To find out if the yellow leaves have been sunburned, look at the part of the bottom that is tinted closer to the base. The yellow leaf is probably burnt and not something else if this portion stays greener.
Why are my Mexican Sunflower leaves turning brown?
The classic sign that a plant has been overexposed to direct sunlight and sunburned is the development of browning leaves. Rest assured that while this may probably save your plant from dying, it will adversely affect its growth.
Should I leave my Tithonia rotundifolia in direct sunlight?
No! Don’t leave your Tithonia rotundifolia (or Mexican Sunflower) in the sun if it displays the symptoms mentioned above; that’s why it’s in such a bad situation.
As explained in the paragraph above, the solution is simple, just place your Mexican Sunflower in a place where the light does not reach it directly, in this way and with a correct watering, your plant should resume its life rather quickly.
Why are my Tithonia rotundifolia leaves drooping or wilting ?
When you become dehydrated, this usually happens.
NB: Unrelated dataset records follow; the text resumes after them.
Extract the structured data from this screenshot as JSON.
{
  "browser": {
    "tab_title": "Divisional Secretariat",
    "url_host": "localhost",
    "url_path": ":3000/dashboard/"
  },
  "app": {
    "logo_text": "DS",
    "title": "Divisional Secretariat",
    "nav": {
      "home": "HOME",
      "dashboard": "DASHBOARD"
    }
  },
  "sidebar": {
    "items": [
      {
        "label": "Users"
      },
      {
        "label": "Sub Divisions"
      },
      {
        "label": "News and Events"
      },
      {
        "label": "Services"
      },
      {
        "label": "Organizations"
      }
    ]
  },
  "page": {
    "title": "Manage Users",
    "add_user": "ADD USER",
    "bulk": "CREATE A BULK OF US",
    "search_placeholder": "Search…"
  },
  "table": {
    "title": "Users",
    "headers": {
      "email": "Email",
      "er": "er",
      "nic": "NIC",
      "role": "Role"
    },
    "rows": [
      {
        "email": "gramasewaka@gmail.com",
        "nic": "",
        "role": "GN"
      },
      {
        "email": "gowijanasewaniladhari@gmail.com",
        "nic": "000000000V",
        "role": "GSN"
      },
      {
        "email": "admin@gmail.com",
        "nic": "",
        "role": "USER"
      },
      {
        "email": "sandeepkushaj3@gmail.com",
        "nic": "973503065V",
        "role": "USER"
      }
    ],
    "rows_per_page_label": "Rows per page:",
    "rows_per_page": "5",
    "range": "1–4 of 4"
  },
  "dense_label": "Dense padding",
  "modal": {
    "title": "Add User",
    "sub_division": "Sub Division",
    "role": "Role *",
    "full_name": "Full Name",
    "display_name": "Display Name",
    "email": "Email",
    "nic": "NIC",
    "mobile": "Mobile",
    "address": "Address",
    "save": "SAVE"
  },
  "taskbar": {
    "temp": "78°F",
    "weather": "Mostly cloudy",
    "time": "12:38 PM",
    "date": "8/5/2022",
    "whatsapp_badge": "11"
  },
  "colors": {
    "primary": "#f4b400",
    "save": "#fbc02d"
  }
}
Large plants are more vulnerable since they need more water on a regular basis than smaller plants.
An easy way to know if your Tithonia rotundifolia is lacking water is to under-weigh its pot, if it looks light, it means that the soil and the roots are probably quite dry, and therefore need water!
If the soil in your plant’s pot is completely dry, you will need to start by moistening it so that the roots will also benefit from the water. A common mistake is to drown the Mexican Sunflower right after a dry period thinking that it needs a lot of water.
This is the case, but giving too much water at once is the best way to finish it off, you should actually water the soil normally, resuming a quiet watering rhythm.
Caring Tips for Tithonia rotundifolia
Your plant needs water to survive, but it’s crucial to balance the amount and timing of watering. As we previously mentioned, overwatering could be catastrophic for your Tithonia rotundifolia.
The best way to know if your plant needs water or not is to touch the soil, if you feel it is still wet, it is probably a good idea to wait a few more days.
Always keep temperatures stable
It’s also a good idea to keep your Tithonia rotundifolia at a constant temperature, especially if it’s kept indoors. In general, at GreenShack, we suggest booking a temperature between 65 and 85 degrees F. Of course, keep your Tithonia rotundifolia away from radiators, air conditioners, and other sources of hot or cold air.
Keep your Mexican Sunflower Dust-Free
This one is about houseplants. Your indoor plants’ leaves get dusty just like your furniture does. The problem is that this might prevent photosynthesis from beginning, which would result in the plants gradually losing their color.
This would be a true journey into hell for your Mexican Sunflower and would also satisfy the pests.
To remove the dust from the leaves of your plant, take a microfiber cloth and gently rub the leaves. You can wet the cloth to make it easier to remove the dust, but never use corrosive products (such as rubbing alcohol!)
Keep drainage in mind
If you have a tendency to overwater, you need to keep an eye on your drainage, we advise you to opt for a pot with drainage holes if it is not already the case and a saucer.
In the meantime, if you don’t have holes in your pots, you can add volcanic rocks (or any rocks with holes) at the bottom of your pot, this way it will create a channel so that the water doesn’t stay in your skin too much (to avoid that roots start to rot!)